By breaking away, a source said, it gives the Morrow and Knox schools more control over their schedules and more opportunities to expand league offerings into academics. It also frees the Red Division to court whoever it wants to fill its eighth spot or to even expand further.
“I don’t know what it changes right now,” River Valley Athletic Director Barry Dutt said of the schools remaining in the Red Division. “With it just happening this week we don’t know what’s going to be involved.
“I think we’re in a wait-and-see pattern. There will be a lot of discussion.”
Proximity also played a big role in the Knox and Morrow school districts separating from the MOAC. All eight (minus Elgin) will be within a half-hour drive of one another, and with exception of Highland (Division II in most sports and IV in football), they are similar in size and makeup.
When the separation happens is still to be determined. By the MOAC constitution, the schools must stay through the 2017-18 season, but that timetable could be moved up a year.
As for Elgin’s fate, it has options. If an offer stands, it could remain with the Blue Division. According to Williams, the Comets are welcome in the Red Division, which fits them better geographically, but would be tough considering they would play against larger schools like Marion Harding, Buckeye Valley, Galion and Jonathan Alder as well as nearby schools North Union, Pleasant and River Valley.
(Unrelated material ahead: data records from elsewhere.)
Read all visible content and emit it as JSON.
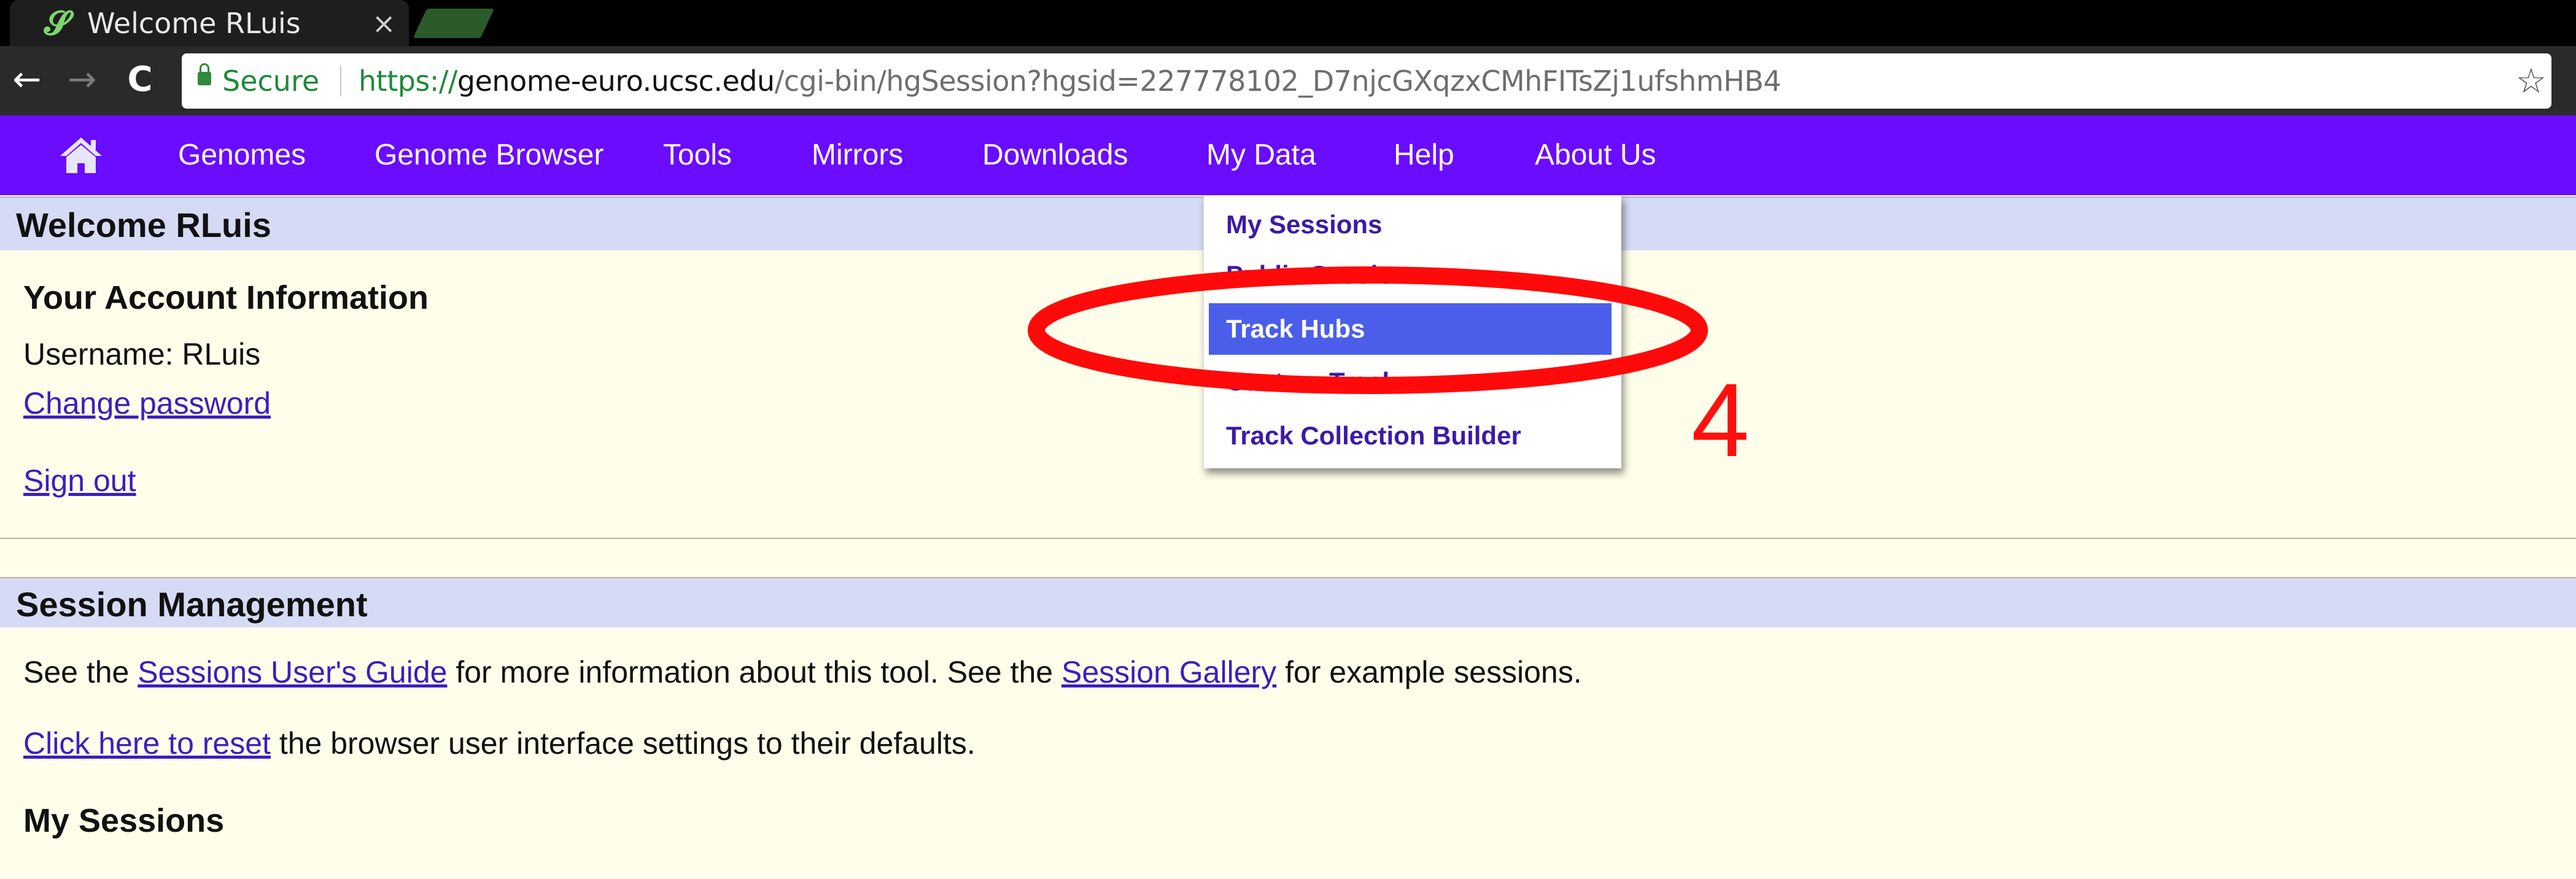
{
  "browser": {
    "tab_title": "Welcome RLuis",
    "tab_favicon": "ucsc-favicon",
    "close_icon": "×",
    "back": "←",
    "forward": "→",
    "reload": "C",
    "secure_label": "Secure",
    "url_scheme": "https://",
    "url_host": "genome-euro.ucsc.edu",
    "url_path": "/cgi-bin/hgSession?hgsid=227778102_D7njcGXqzxCMhFITsZj1ufshmHB4",
    "star": "☆"
  },
  "navbar": {
    "color": "#6a0cff",
    "items": [
      "Genomes",
      "Genome Browser",
      "Tools",
      "Mirrors",
      "Downloads",
      "My Data",
      "Help",
      "About Us"
    ]
  },
  "welcome": {
    "title": "Welcome RLuis",
    "account_heading": "Your Account Information",
    "username_line": "Username: RLuis",
    "change_password": "Change password",
    "sign_out": "Sign out"
  },
  "session_mgmt": {
    "title": "Session Management",
    "line1_pre": "See the ",
    "line1_link1": "Sessions User's Guide",
    "line1_mid": " for more information about this tool. See the ",
    "line1_link2": "Session Gallery",
    "line1_post": " for example sessions.",
    "line2_link": "Click here to reset",
    "line2_post": " the browser user interface settings to their defaults.",
    "my_sessions_heading": "My Sessions"
  },
  "dropdown": {
    "items": [
      {
        "label": "My Sessions",
        "active": false
      },
      {
        "label": "Public Sessions",
        "active": false
      },
      {
        "label": "Track Hubs",
        "active": true
      },
      {
        "label": "Custom Tracks",
        "active": false
      },
      {
        "label": "Track Collection Builder",
        "active": false
      }
    ]
  },
  "annotation": {
    "number": "4",
    "color": "#ff1010"
  }
}
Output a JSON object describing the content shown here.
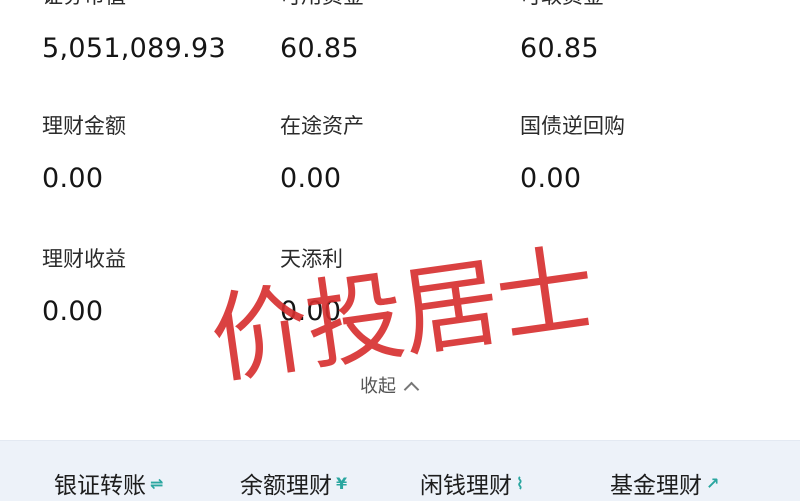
{
  "metrics": [
    {
      "label": "证券市值",
      "value": "5,051,089.93"
    },
    {
      "label": "可用资金",
      "value": "60.85"
    },
    {
      "label": "可取资金",
      "value": "60.85"
    },
    {
      "label": "理财金额",
      "value": "0.00"
    },
    {
      "label": "在途资产",
      "value": "0.00"
    },
    {
      "label": "国债逆回购",
      "value": "0.00"
    },
    {
      "label": "理财收益",
      "value": "0.00"
    },
    {
      "label": "天添利",
      "value": "0.00"
    }
  ],
  "collapse": {
    "label": "收起",
    "icon": "chevron-up-icon"
  },
  "watermark": {
    "text": "价投居士",
    "color": "#d62c2c"
  },
  "actions": [
    {
      "label": "银证转账",
      "icon": "transfer-icon",
      "glyph": "⇌"
    },
    {
      "label": "余额理财",
      "icon": "yen-icon",
      "glyph": "¥"
    },
    {
      "label": "闲钱理财",
      "icon": "chart-icon",
      "glyph": "⌇"
    },
    {
      "label": "基金理财",
      "icon": "trend-icon",
      "glyph": "↗"
    }
  ],
  "colors": {
    "action_bar_bg": "#edf2f9",
    "action_icon": "#2aa6a0"
  }
}
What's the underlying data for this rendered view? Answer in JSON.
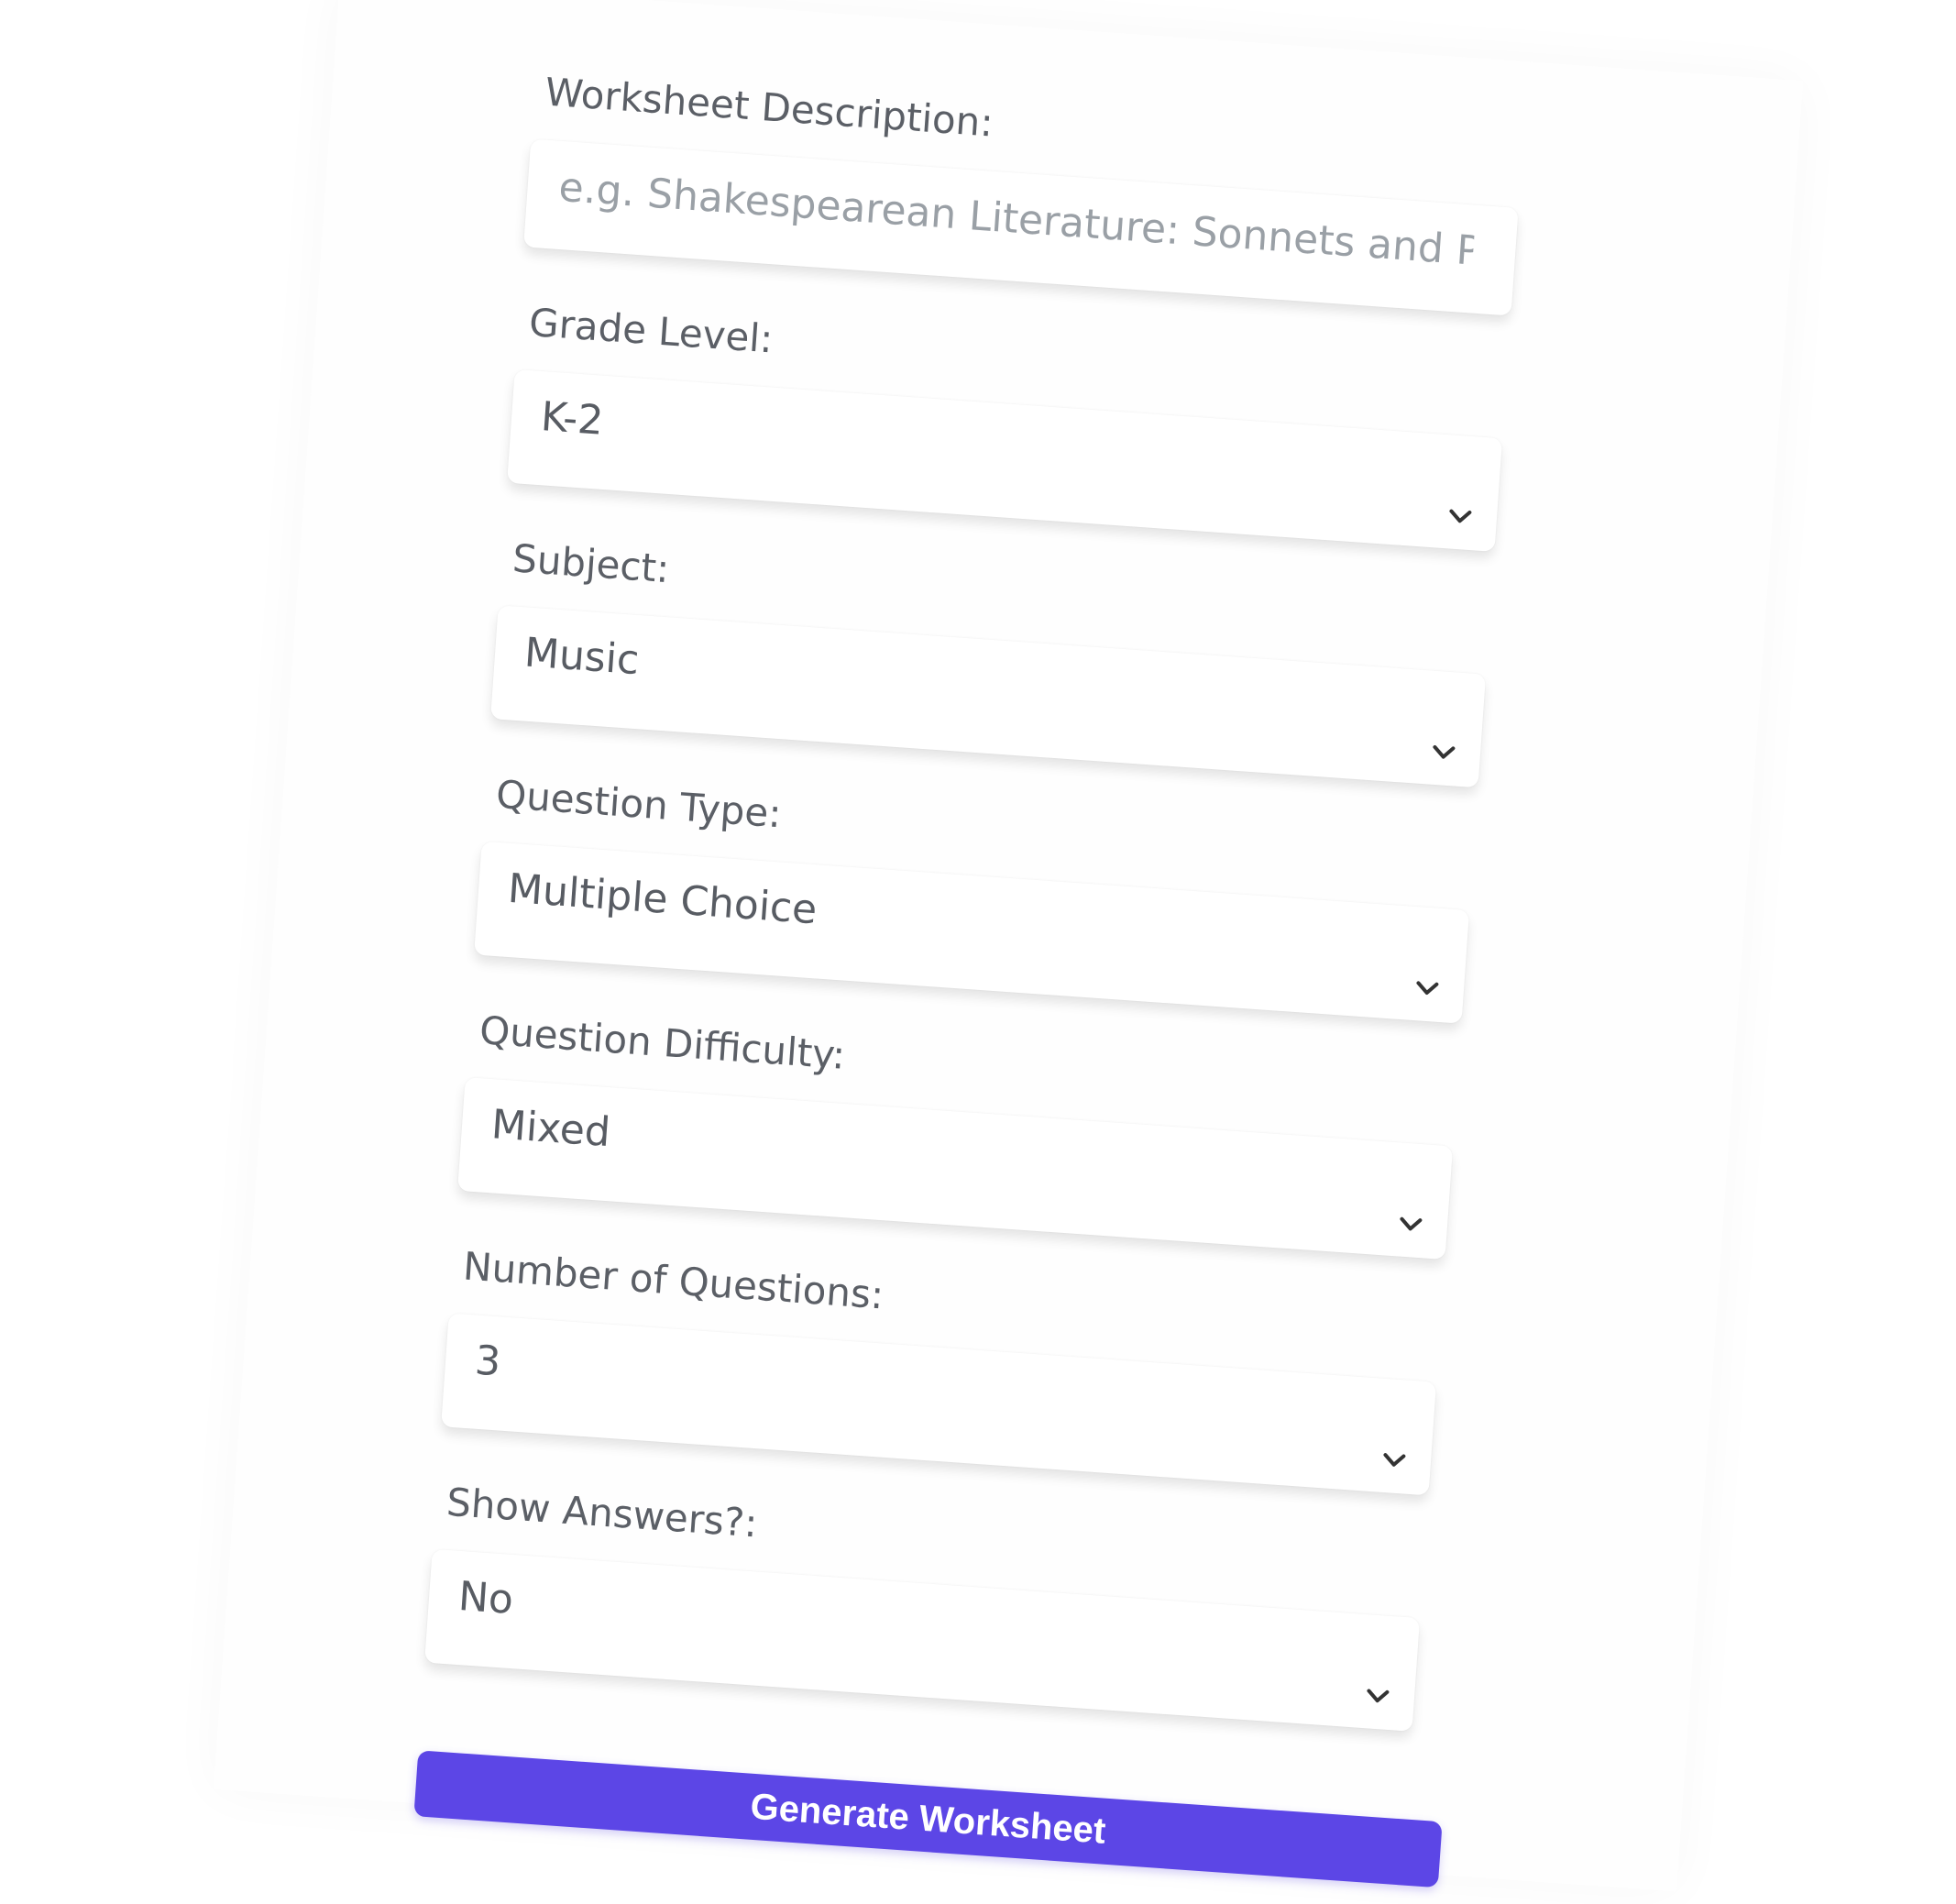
{
  "form": {
    "worksheet_description": {
      "label": "Worksheet Description:",
      "placeholder": "e.g. Shakespearean Literature: Sonnets and Plays",
      "value": ""
    },
    "grade_level": {
      "label": "Grade Level:",
      "value": "K-2"
    },
    "subject": {
      "label": "Subject:",
      "value": "Music"
    },
    "question_type": {
      "label": "Question Type:",
      "value": "Multiple Choice"
    },
    "question_difficulty": {
      "label": "Question Difficulty:",
      "value": "Mixed"
    },
    "number_of_questions": {
      "label": "Number of Questions:",
      "value": "3"
    },
    "show_answers": {
      "label": "Show Answers?:",
      "value": "No"
    },
    "submit_label": "Generate Worksheet"
  },
  "colors": {
    "primary_button": "#5c46e6",
    "label_text": "#5b5f66",
    "placeholder_text": "#9aa0a6"
  },
  "icons": {
    "select_arrow": "chevron-down-icon"
  }
}
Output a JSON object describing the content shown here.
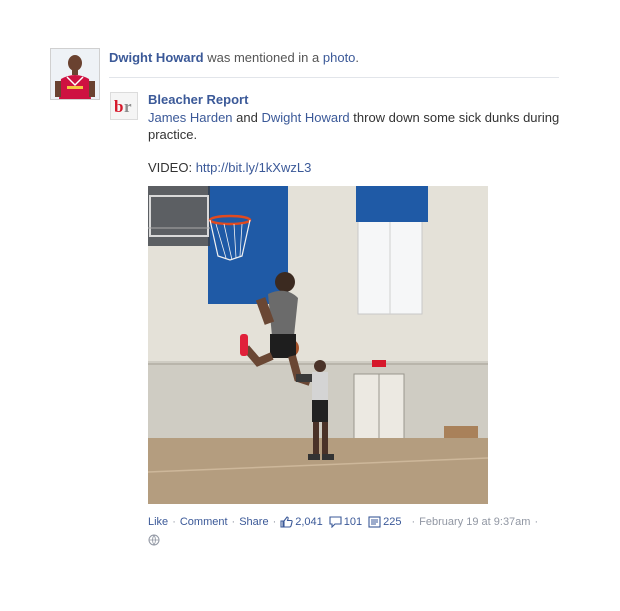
{
  "story": {
    "actor_name": "Dwight Howard",
    "action_text": "was mentioned in a",
    "object_link": "photo",
    "period": "."
  },
  "post": {
    "source_name": "Bleacher Report",
    "logo_text": "br",
    "mention1": "James Harden",
    "and_text": "and",
    "mention2": "Dwight Howard",
    "rest_text": "throw down some sick dunks during practice.",
    "video_label": "VIDEO:",
    "video_url": "http://bit.ly/1kXwzL3"
  },
  "actions": {
    "like": "Like",
    "comment": "Comment",
    "share": "Share",
    "sep": "·",
    "likes_count": "2,041",
    "comments_count": "101",
    "shares_count": "225",
    "timestamp": "February 19 at 9:37am"
  },
  "colors": {
    "link": "#3b5998",
    "meta": "#9197a3",
    "rockets_red": "#ce1141"
  },
  "icons": {
    "like": "thumbs-up-icon",
    "comment": "speech-bubble-icon",
    "share": "share-doc-icon",
    "privacy": "globe-icon"
  }
}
The Northern 10, of which Marion County’s Ridgedale is a member, needs a school to replace the departure of Crestline. The Northwest Central Conference, which has nearby schools in Hardin County like Ridgemont, Upper Scioto Valley and Hardin Northern, has nine members as well.
“We want to see what these options actually are and explore these options,” Gast said. “Right now our options are totally open. I couldn’t even guesstimate where we could end up at this point.”